The firm said today (31 March) it had hired Philip Hardy, a partner at the Big Four consultancy since 2008 and head of its Australian governance, regulation and conduct advisory business. The resulting Ashurst Consulting will initially be offered in Australia and will advise clients on minimising risk, manage change and bolstering business performance. Continue reading “Ashurst launches consulting arm to handle Covid-19 demand with Deloitte partner hire”
What lessons can we learn from the 2008/09 financial crisis to help law firm leaders manage the escalating disruption of the coronavirus outbreak ravaging populations and crippling economies? Every crisis is different and this one is very different and it’s no use merely fighting the last war. Nonetheless, in terms of dramatic economic upheaval and rolling uncertainty, the impact of the banking crisis shares some common ground and there are some principles that hold good for any financial crisis.
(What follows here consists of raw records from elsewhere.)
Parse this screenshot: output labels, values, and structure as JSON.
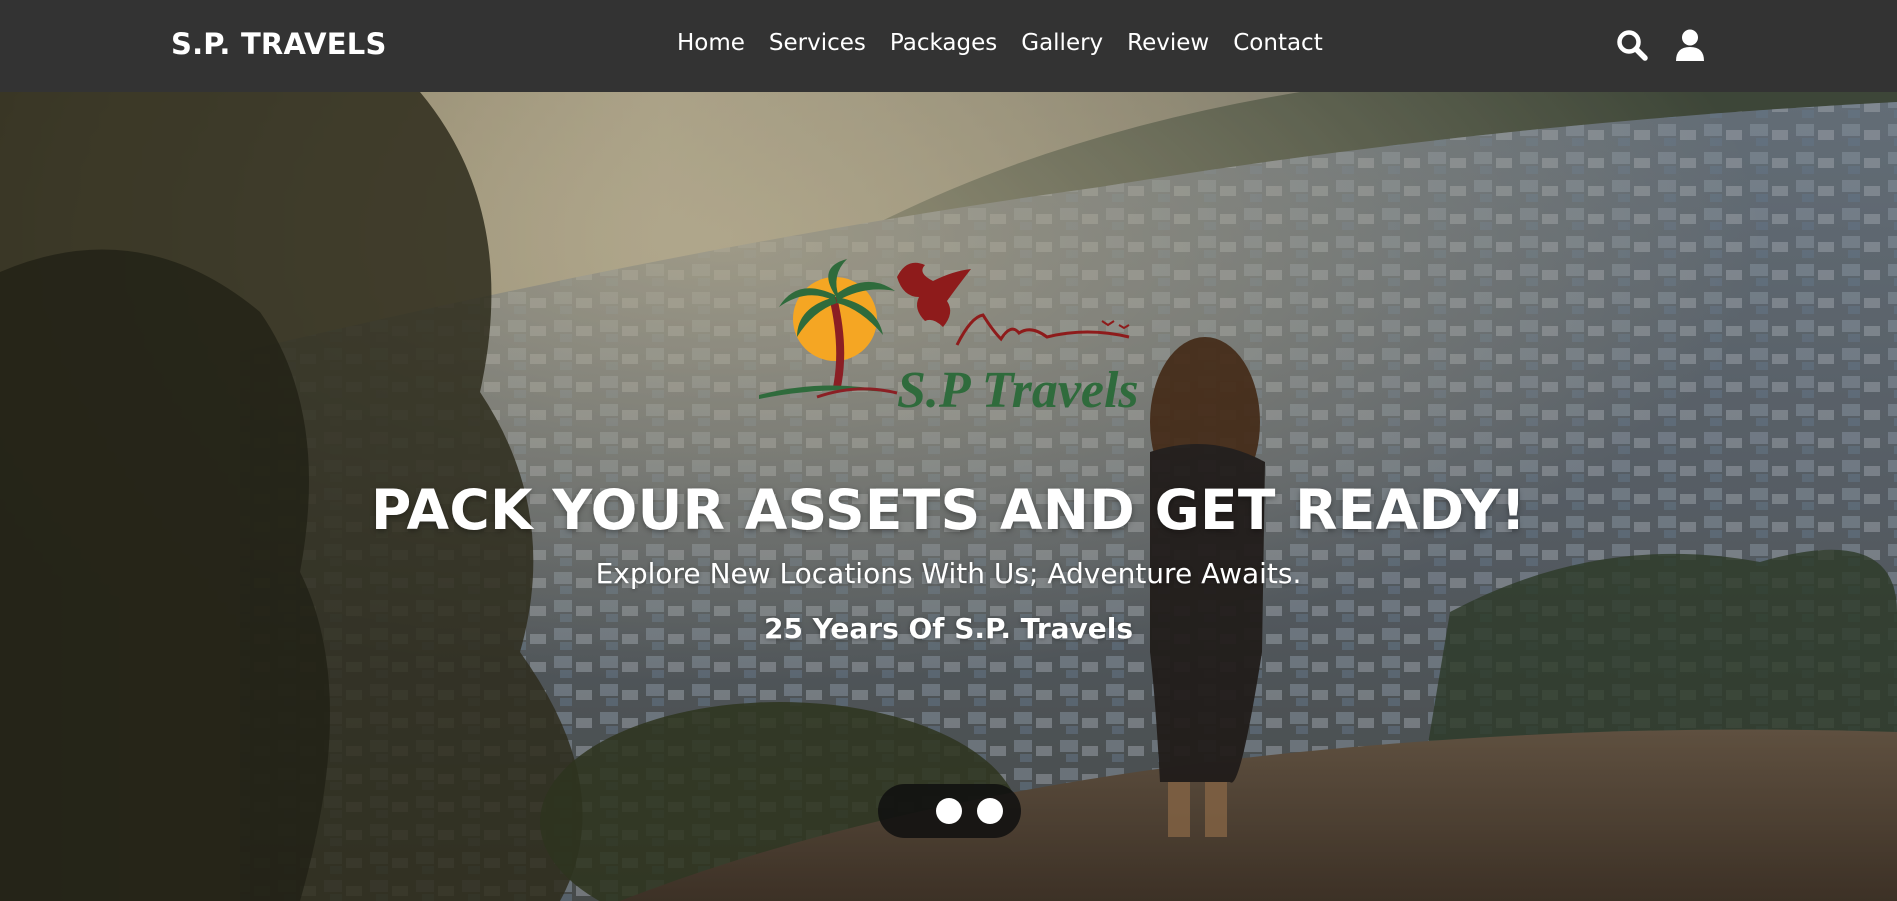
{
  "header": {
    "brand": "S.P. TRAVELS",
    "nav": [
      "Home",
      "Services",
      "Packages",
      "Gallery",
      "Review",
      "Contact"
    ],
    "icons": [
      "search-icon",
      "user-icon"
    ],
    "background_color": "#333333"
  },
  "hero": {
    "logo_text": "S.P Travels",
    "title": "PACK YOUR ASSETS AND GET READY!",
    "subtitle": "Explore New Locations With Us; Adventure Awaits.",
    "years": "25 Years Of S.P. Travels",
    "slider_dots": 2
  },
  "colors": {
    "logo_green": "#2f6b3c",
    "logo_red": "#8e1b1b",
    "logo_sun": "#f5a623",
    "text": "#ffffff"
  }
}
The first principle is that if you’re the leader when a crisis strikes, you need to act like one. My experience as senior partner of Allen & Overy during 2008/09 was that a crisis will probably define you in that role, for better or worse. There is nowhere to hide, so don’t even try; this is showtime and you are centre stage. Put yourself out there so people know someone with calm assurance is in charge. Continue reading “‘Brutal clarity on priorities’ – A&O’s former chief looks back to the banking crisis for lessons to aid law firm leaders now”
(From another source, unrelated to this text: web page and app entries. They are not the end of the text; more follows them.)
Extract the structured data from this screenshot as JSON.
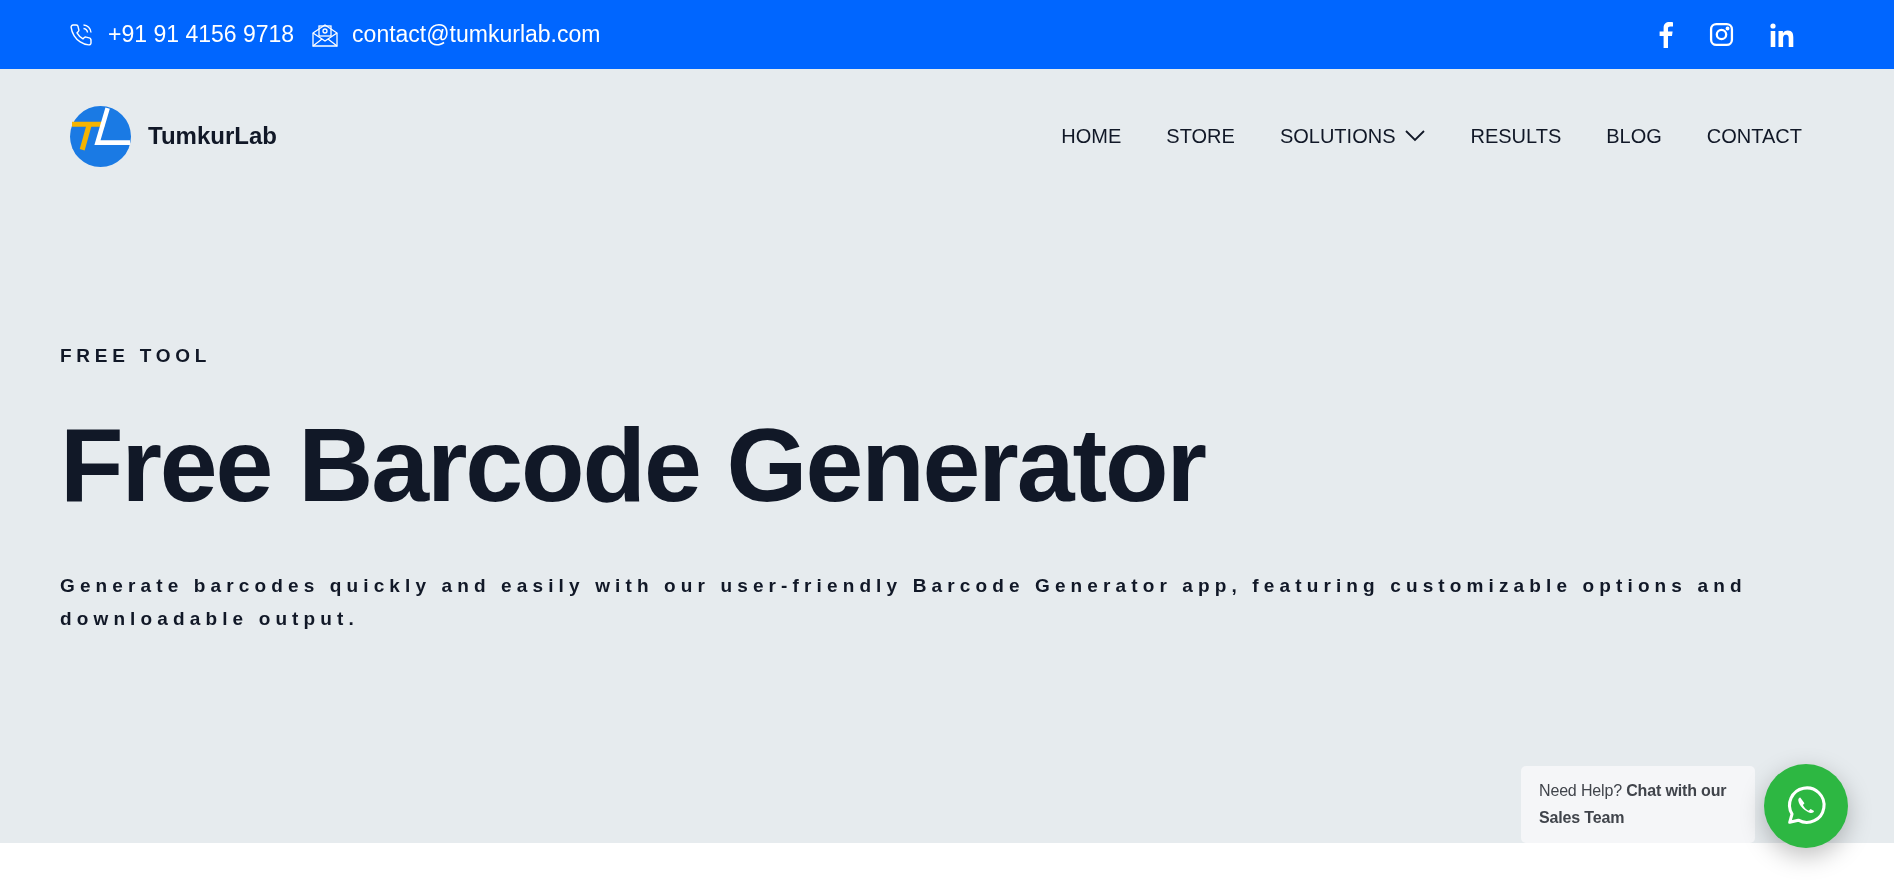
{
  "top_bar": {
    "phone": "+91 91 4156 9718",
    "email": "contact@tumkurlab.com"
  },
  "header": {
    "brand": "TumkurLab",
    "nav": [
      {
        "label": "HOME",
        "has_dropdown": false
      },
      {
        "label": "STORE",
        "has_dropdown": false
      },
      {
        "label": "SOLUTIONS",
        "has_dropdown": true
      },
      {
        "label": "RESULTS",
        "has_dropdown": false
      },
      {
        "label": "BLOG",
        "has_dropdown": false
      },
      {
        "label": "CONTACT",
        "has_dropdown": false
      }
    ]
  },
  "hero": {
    "eyebrow": "FREE TOOL",
    "title": "Free Barcode Generator",
    "subtitle": "Generate barcodes quickly and easily with our user-friendly Barcode Generator app, featuring customizable options and downloadable output."
  },
  "chat_widget": {
    "message": "Need Help? **Chat with our Sales Team**"
  }
}
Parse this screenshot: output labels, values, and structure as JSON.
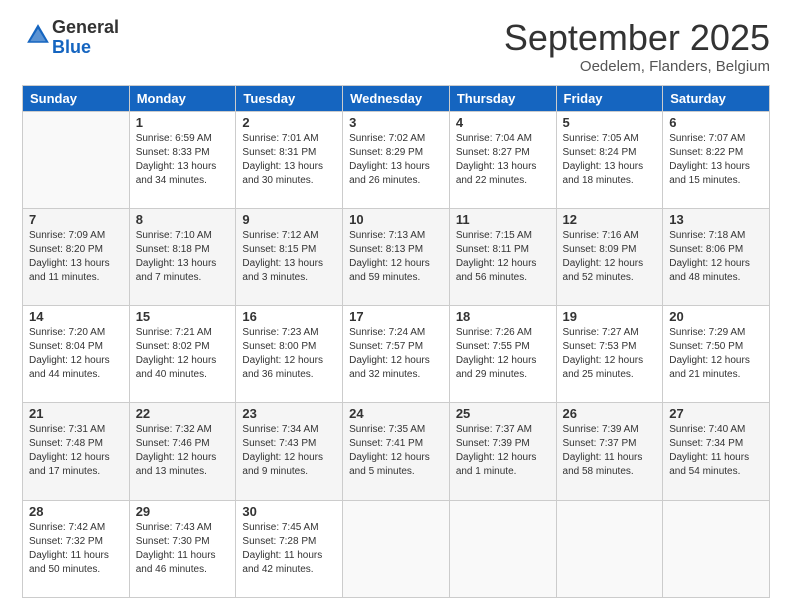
{
  "logo": {
    "general": "General",
    "blue": "Blue"
  },
  "header": {
    "month": "September 2025",
    "location": "Oedelem, Flanders, Belgium"
  },
  "weekdays": [
    "Sunday",
    "Monday",
    "Tuesday",
    "Wednesday",
    "Thursday",
    "Friday",
    "Saturday"
  ],
  "weeks": [
    [
      {
        "day": "",
        "sunrise": "",
        "sunset": "",
        "daylight": ""
      },
      {
        "day": "1",
        "sunrise": "Sunrise: 6:59 AM",
        "sunset": "Sunset: 8:33 PM",
        "daylight": "Daylight: 13 hours and 34 minutes."
      },
      {
        "day": "2",
        "sunrise": "Sunrise: 7:01 AM",
        "sunset": "Sunset: 8:31 PM",
        "daylight": "Daylight: 13 hours and 30 minutes."
      },
      {
        "day": "3",
        "sunrise": "Sunrise: 7:02 AM",
        "sunset": "Sunset: 8:29 PM",
        "daylight": "Daylight: 13 hours and 26 minutes."
      },
      {
        "day": "4",
        "sunrise": "Sunrise: 7:04 AM",
        "sunset": "Sunset: 8:27 PM",
        "daylight": "Daylight: 13 hours and 22 minutes."
      },
      {
        "day": "5",
        "sunrise": "Sunrise: 7:05 AM",
        "sunset": "Sunset: 8:24 PM",
        "daylight": "Daylight: 13 hours and 18 minutes."
      },
      {
        "day": "6",
        "sunrise": "Sunrise: 7:07 AM",
        "sunset": "Sunset: 8:22 PM",
        "daylight": "Daylight: 13 hours and 15 minutes."
      }
    ],
    [
      {
        "day": "7",
        "sunrise": "Sunrise: 7:09 AM",
        "sunset": "Sunset: 8:20 PM",
        "daylight": "Daylight: 13 hours and 11 minutes."
      },
      {
        "day": "8",
        "sunrise": "Sunrise: 7:10 AM",
        "sunset": "Sunset: 8:18 PM",
        "daylight": "Daylight: 13 hours and 7 minutes."
      },
      {
        "day": "9",
        "sunrise": "Sunrise: 7:12 AM",
        "sunset": "Sunset: 8:15 PM",
        "daylight": "Daylight: 13 hours and 3 minutes."
      },
      {
        "day": "10",
        "sunrise": "Sunrise: 7:13 AM",
        "sunset": "Sunset: 8:13 PM",
        "daylight": "Daylight: 12 hours and 59 minutes."
      },
      {
        "day": "11",
        "sunrise": "Sunrise: 7:15 AM",
        "sunset": "Sunset: 8:11 PM",
        "daylight": "Daylight: 12 hours and 56 minutes."
      },
      {
        "day": "12",
        "sunrise": "Sunrise: 7:16 AM",
        "sunset": "Sunset: 8:09 PM",
        "daylight": "Daylight: 12 hours and 52 minutes."
      },
      {
        "day": "13",
        "sunrise": "Sunrise: 7:18 AM",
        "sunset": "Sunset: 8:06 PM",
        "daylight": "Daylight: 12 hours and 48 minutes."
      }
    ],
    [
      {
        "day": "14",
        "sunrise": "Sunrise: 7:20 AM",
        "sunset": "Sunset: 8:04 PM",
        "daylight": "Daylight: 12 hours and 44 minutes."
      },
      {
        "day": "15",
        "sunrise": "Sunrise: 7:21 AM",
        "sunset": "Sunset: 8:02 PM",
        "daylight": "Daylight: 12 hours and 40 minutes."
      },
      {
        "day": "16",
        "sunrise": "Sunrise: 7:23 AM",
        "sunset": "Sunset: 8:00 PM",
        "daylight": "Daylight: 12 hours and 36 minutes."
      },
      {
        "day": "17",
        "sunrise": "Sunrise: 7:24 AM",
        "sunset": "Sunset: 7:57 PM",
        "daylight": "Daylight: 12 hours and 32 minutes."
      },
      {
        "day": "18",
        "sunrise": "Sunrise: 7:26 AM",
        "sunset": "Sunset: 7:55 PM",
        "daylight": "Daylight: 12 hours and 29 minutes."
      },
      {
        "day": "19",
        "sunrise": "Sunrise: 7:27 AM",
        "sunset": "Sunset: 7:53 PM",
        "daylight": "Daylight: 12 hours and 25 minutes."
      },
      {
        "day": "20",
        "sunrise": "Sunrise: 7:29 AM",
        "sunset": "Sunset: 7:50 PM",
        "daylight": "Daylight: 12 hours and 21 minutes."
      }
    ],
    [
      {
        "day": "21",
        "sunrise": "Sunrise: 7:31 AM",
        "sunset": "Sunset: 7:48 PM",
        "daylight": "Daylight: 12 hours and 17 minutes."
      },
      {
        "day": "22",
        "sunrise": "Sunrise: 7:32 AM",
        "sunset": "Sunset: 7:46 PM",
        "daylight": "Daylight: 12 hours and 13 minutes."
      },
      {
        "day": "23",
        "sunrise": "Sunrise: 7:34 AM",
        "sunset": "Sunset: 7:43 PM",
        "daylight": "Daylight: 12 hours and 9 minutes."
      },
      {
        "day": "24",
        "sunrise": "Sunrise: 7:35 AM",
        "sunset": "Sunset: 7:41 PM",
        "daylight": "Daylight: 12 hours and 5 minutes."
      },
      {
        "day": "25",
        "sunrise": "Sunrise: 7:37 AM",
        "sunset": "Sunset: 7:39 PM",
        "daylight": "Daylight: 12 hours and 1 minute."
      },
      {
        "day": "26",
        "sunrise": "Sunrise: 7:39 AM",
        "sunset": "Sunset: 7:37 PM",
        "daylight": "Daylight: 11 hours and 58 minutes."
      },
      {
        "day": "27",
        "sunrise": "Sunrise: 7:40 AM",
        "sunset": "Sunset: 7:34 PM",
        "daylight": "Daylight: 11 hours and 54 minutes."
      }
    ],
    [
      {
        "day": "28",
        "sunrise": "Sunrise: 7:42 AM",
        "sunset": "Sunset: 7:32 PM",
        "daylight": "Daylight: 11 hours and 50 minutes."
      },
      {
        "day": "29",
        "sunrise": "Sunrise: 7:43 AM",
        "sunset": "Sunset: 7:30 PM",
        "daylight": "Daylight: 11 hours and 46 minutes."
      },
      {
        "day": "30",
        "sunrise": "Sunrise: 7:45 AM",
        "sunset": "Sunset: 7:28 PM",
        "daylight": "Daylight: 11 hours and 42 minutes."
      },
      {
        "day": "",
        "sunrise": "",
        "sunset": "",
        "daylight": ""
      },
      {
        "day": "",
        "sunrise": "",
        "sunset": "",
        "daylight": ""
      },
      {
        "day": "",
        "sunrise": "",
        "sunset": "",
        "daylight": ""
      },
      {
        "day": "",
        "sunrise": "",
        "sunset": "",
        "daylight": ""
      }
    ]
  ]
}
Reed Smith has ringfenced a portion of its cash reserves against partner distributions as a means to mitigate the impact of the unfolding Covid-19 crisis.
The new contingency measures will include every office at the firm, with global managing partner Sandy Thomas (pictured) informing the firm’s global partnership in a conference call last week. Monthly drawings will be reduced by 40% for full equity partners and 15% for fixed share partners. Continue reading “Coronavirus latest: Reed Smith to limit partner drawings as firms start to bunker in for the crisis”
Junior barristers have heavily criticised the government’s self-employed support package as ‘woefully insufficient’ while imploring the Bar Council to address ‘urgent and serious concerns’ about the scheme.
The open letter, published today (30 March), says the government’s Self-Employed Income Support Scheme announced last Thursday neglects newly-qualified barristers as it does not provide financial aid to those without 2018/19 self-employed tax returns that accurately reflect their current earnings. Continue reading “Junior barristers blast the government’s ‘woefully insufficient’ self-employed support package”
Forbearance is something of a dirty word in UK financial regulation, at least with regulators themselves. It describes a situation where watchdogs voluntarily exercise their discretion not to enforce rules or other requirements on the regulated. And that’s why they don’t like it – no regulator has ever prospered by giving its industry a free pass. Long-term pain for the regulator will outweigh any short-term gain to the industry as a whole.
Even so, you’d be forgiven for thinking the coronavirus crisis presents an ideal breeding ground for regulatory forbearance: a world-wide pandemic with seismic economic effects, stock markets tumbling, staff working remotely, and huge potential consumer detriment lurking around every corner. Continue reading “Guest comment: Covid-19 and City regulators – The limits of forbearance”
‘Even two weeks ago no-one predicted such a catastrophic impact from the coronavirus. Things have turned very quickly.’ This City restructuring partner’s words carry some irony, given that the restructuring and insolvency community has for years waited in vain for a sequel to the global financial crisis of 2008/09.
However, the trigger event in this disaster – the global spread of the coronavirus of which there are so far more than 500,000 confirmed cases around the world resulting in well over 20,000 deaths – is a crisis of the unknown. It has left restructuring lawyers reeling along with peers as everyone hunkers down through an indefinite lockdown. Continue reading “The domino effect – restructuring counsel brace for deluge as Covid-19 means no more business as usual”